They are also remembering fellow veteran Bill Evans, who sadly died a year earlier in 2018, more than 70 years after he fought his way through Europe and helped liberate Brussels.

Another veteran, Albert Rowlands, who lives at Pendine’s Gwern Alyn care home, celebrated his 100th birthday earlier this year, having served in the Royal Military Police during World War Two.

The poignant Remembrance Sunday commemoration is the idea of Pendine’s talented artist-in-residence, Sarah Edwards.

She  drew the outline onto a huge 8ft board and  enlisted the help of David Williams from the maintenance team who cut out the shape of two identical six foot soldiers.

Sarah said: “Our residents are always keen to honour the brave heroes who put their lives on the line, with far too many of them paying the ultimate sacrifice.

“Here at Pendine we were privileged to provide care for the likes of Dennis, Ern and Bill who will never be forgotten by us.

“Earlier this year Albert celebrated his 100th birthday, having been caught up in the tragic Gresford Colliery disaster in 1934. He was a lamp boy at the pit and his father was one of the 266 miners who died as the result of a devastating underground explosion.”

She added: “To mark VE Day this summer we made an art installation of hundreds of poppies which went on display in the grounds.

“A few years ago, Penybryn activities coordinator Elaine Lee came up with the idea of a spectacular weeping wall of poppies which went on display at the care home after residents handmade literally thousands of poppies.

“We also hand-made Forget-me-nots in our art classes which went on display a couple of years ago at St Asaph Cathedral during the North Wales International Music Festival.

“Art is an important part of our enrichment programme and residents enjoy the whole process of creating something special especially when it comes to working as part of a team.”

“We sell poppies at our homes on behalf of the Royal British Legion appeal and this year will be no different although we can’t have visitors at the moment.

“As well as paying tribute to our own veterans, the two soldier silhouettes at the entrance to Pendine Park will be a touching reminder of all those that gave their lives in two world wars and other conflicts so we can enjoy the freedom we have today.

Former Shotton Paper forklift truck driver, Tony Ithell, 61, a resident of Penybryn Brain Injury and Neurological Care Home, who suffered a massive stroke in 2014 that left him needing round the clock care, enjoyed painting the soldier silhouettes.

He said: “We always do something for Remembrance Day and the two soldier silhouettes look brilliant.

“The virus has been really bad and meant we can’t do as much as we would like but at least we have done something to remind people about Poppy Day. It’s a shame we can’t go outside but we will have our own Remembrance Day and think about all those that died.”

Fellow Penybryn resident Mike Blakely, 60, a former cabinet maker from Bagillt, Flintshire, was pleased to be a part of the project.

He said: “They look really good.

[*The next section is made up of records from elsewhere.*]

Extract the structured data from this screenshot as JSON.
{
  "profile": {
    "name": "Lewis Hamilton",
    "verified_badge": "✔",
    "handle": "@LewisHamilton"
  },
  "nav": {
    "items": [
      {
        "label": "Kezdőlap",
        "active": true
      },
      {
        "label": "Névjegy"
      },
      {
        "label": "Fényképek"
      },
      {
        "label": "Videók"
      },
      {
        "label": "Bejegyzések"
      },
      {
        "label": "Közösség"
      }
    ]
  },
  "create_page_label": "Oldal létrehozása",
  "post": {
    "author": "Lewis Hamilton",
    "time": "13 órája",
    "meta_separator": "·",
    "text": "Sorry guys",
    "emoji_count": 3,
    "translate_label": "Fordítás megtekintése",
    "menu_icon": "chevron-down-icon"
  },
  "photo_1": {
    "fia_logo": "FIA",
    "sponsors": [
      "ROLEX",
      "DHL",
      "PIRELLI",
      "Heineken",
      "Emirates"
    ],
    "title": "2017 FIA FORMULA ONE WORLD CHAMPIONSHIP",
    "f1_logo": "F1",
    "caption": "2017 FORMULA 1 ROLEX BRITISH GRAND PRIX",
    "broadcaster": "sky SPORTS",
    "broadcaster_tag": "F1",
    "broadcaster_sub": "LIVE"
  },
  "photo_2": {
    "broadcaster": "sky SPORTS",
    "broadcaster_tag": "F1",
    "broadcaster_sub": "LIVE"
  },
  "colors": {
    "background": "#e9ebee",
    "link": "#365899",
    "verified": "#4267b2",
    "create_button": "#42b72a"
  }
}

They are very tall so Tony had to do the higher bits as I’m in a wheelchair. It is a shame we can’t do more this year but the virus has made things difficult.

“We talked about what we could do and when the soldier silhouette idea was suggested I thought it was a great idea. It will let anyone arriving at Pendine Park know that we haven’t forgotten.”